— WHAT IS EXPECTED —
The answer must be an exact copy of every entry.

— THE INPUT —

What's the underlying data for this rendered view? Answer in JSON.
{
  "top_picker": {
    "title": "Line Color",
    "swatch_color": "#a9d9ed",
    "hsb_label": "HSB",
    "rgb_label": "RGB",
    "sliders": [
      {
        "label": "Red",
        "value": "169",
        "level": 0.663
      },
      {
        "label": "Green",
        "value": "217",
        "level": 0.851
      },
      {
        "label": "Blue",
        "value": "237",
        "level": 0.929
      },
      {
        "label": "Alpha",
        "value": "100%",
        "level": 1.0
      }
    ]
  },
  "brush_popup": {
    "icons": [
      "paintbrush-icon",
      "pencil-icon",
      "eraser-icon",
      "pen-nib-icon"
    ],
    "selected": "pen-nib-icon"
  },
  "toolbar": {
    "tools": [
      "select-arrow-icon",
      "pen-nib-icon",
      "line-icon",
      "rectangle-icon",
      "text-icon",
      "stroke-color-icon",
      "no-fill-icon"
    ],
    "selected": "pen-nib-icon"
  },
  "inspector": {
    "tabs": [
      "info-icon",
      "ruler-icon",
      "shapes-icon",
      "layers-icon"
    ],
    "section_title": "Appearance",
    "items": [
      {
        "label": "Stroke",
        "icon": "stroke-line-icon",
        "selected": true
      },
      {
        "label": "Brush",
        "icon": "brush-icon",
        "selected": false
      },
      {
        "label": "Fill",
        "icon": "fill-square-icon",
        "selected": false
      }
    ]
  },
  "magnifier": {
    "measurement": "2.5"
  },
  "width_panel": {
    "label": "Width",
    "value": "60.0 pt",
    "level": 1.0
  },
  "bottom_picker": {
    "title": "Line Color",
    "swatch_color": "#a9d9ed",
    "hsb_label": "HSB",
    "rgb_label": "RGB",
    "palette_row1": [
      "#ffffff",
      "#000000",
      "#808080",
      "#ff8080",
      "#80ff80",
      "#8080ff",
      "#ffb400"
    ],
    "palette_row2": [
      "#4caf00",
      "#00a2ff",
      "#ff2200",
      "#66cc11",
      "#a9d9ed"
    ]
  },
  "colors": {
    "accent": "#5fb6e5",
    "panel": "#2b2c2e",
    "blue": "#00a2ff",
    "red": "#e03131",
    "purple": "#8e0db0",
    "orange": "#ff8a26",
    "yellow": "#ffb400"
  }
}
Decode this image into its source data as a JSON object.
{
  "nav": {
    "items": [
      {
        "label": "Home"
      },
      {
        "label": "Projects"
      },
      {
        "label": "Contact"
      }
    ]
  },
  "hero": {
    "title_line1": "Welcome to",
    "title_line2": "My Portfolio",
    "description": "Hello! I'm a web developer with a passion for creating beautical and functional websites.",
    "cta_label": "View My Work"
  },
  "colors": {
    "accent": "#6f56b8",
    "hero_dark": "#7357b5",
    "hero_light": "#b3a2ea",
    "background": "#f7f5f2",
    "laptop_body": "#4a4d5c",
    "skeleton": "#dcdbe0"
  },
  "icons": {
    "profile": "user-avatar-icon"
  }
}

— SOLUTION TO THIS TASK —
What's the underlying data for this rendered view? Answer in JSON.
{
  "top_picker": {
    "title": "Line Color",
    "swatch_color": "#a9d9ed",
    "hsb_label": "HSB",
    "rgb_label": "RGB",
    "sliders": [
      {
        "label": "Red",
        "value": "169",
        "level": 0.663
      },
      {
        "label": "Green",
        "value": "217",
        "level": 0.851
      },
      {
        "label": "Blue",
        "value": "237",
        "level": 0.929
      },
      {
        "label": "Alpha",
        "value": "100%",
        "level": 1.0
      }
    ]
  },
  "brush_popup": {
    "icons": [
      "paintbrush-icon",
      "pencil-icon",
      "eraser-icon",
      "pen-nib-icon"
    ],
    "selected": "pen-nib-icon"
  },
  "toolbar": {
    "tools": [
      "select-arrow-icon",
      "pen-nib-icon",
      "line-icon",
      "rectangle-icon",
      "text-icon",
      "stroke-color-icon",
      "no-fill-icon"
    ],
    "selected": "pen-nib-icon"
  },
  "inspector": {
    "tabs": [
      "info-icon",
      "ruler-icon",
      "shapes-icon",
      "layers-icon"
    ],
    "section_title": "Appearance",
    "items": [
      {
        "label": "Stroke",
        "icon": "stroke-line-icon",
        "selected": true
      },
      {
        "label": "Brush",
        "icon": "brush-icon",
        "selected": false
      },
      {
        "label": "Fill",
        "icon": "fill-square-icon",
        "selected": false
      }
    ]
  },
  "magnifier": {
    "measurement": "2.5"
  },
  "width_panel": {
    "label": "Width",
    "value": "60.0 pt",
    "level": 1.0
  },
  "bottom_picker": {
    "title": "Line Color",
    "swatch_color": "#a9d9ed",
    "hsb_label": "HSB",
    "rgb_label": "RGB",
    "palette_row1": [
      "#ffffff",
      "#000000",
      "#808080",
      "#ff8080",
      "#80ff80",
      "#8080ff",
      "#ffb400"
    ],
    "palette_row2": [
      "#4caf00",
      "#00a2ff",
      "#ff2200",
      "#66cc11",
      "#a9d9ed"
    ]
  },
  "colors": {
    "accent": "#5fb6e5",
    "panel": "#2b2c2e",
    "blue": "#00a2ff",
    "red": "#e03131",
    "purple": "#8e0db0",
    "orange": "#ff8a26",
    "yellow": "#ffb400"
  }
}
Decode this image into its source data as a JSON object.
{
  "nav": {
    "items": [
      {
        "label": "Home"
      },
      {
        "label": "Projects"
      },
      {
        "label": "Contact"
      }
    ]
  },
  "hero": {
    "title_line1": "Welcome to",
    "title_line2": "My Portfolio",
    "description": "Hello! I'm a web developer with a passion for creating beautical and functional websites.",
    "cta_label": "View My Work"
  },
  "colors": {
    "accent": "#6f56b8",
    "hero_dark": "#7357b5",
    "hero_light": "#b3a2ea",
    "background": "#f7f5f2",
    "laptop_body": "#4a4d5c",
    "skeleton": "#dcdbe0"
  },
  "icons": {
    "profile": "user-avatar-icon"
  }
}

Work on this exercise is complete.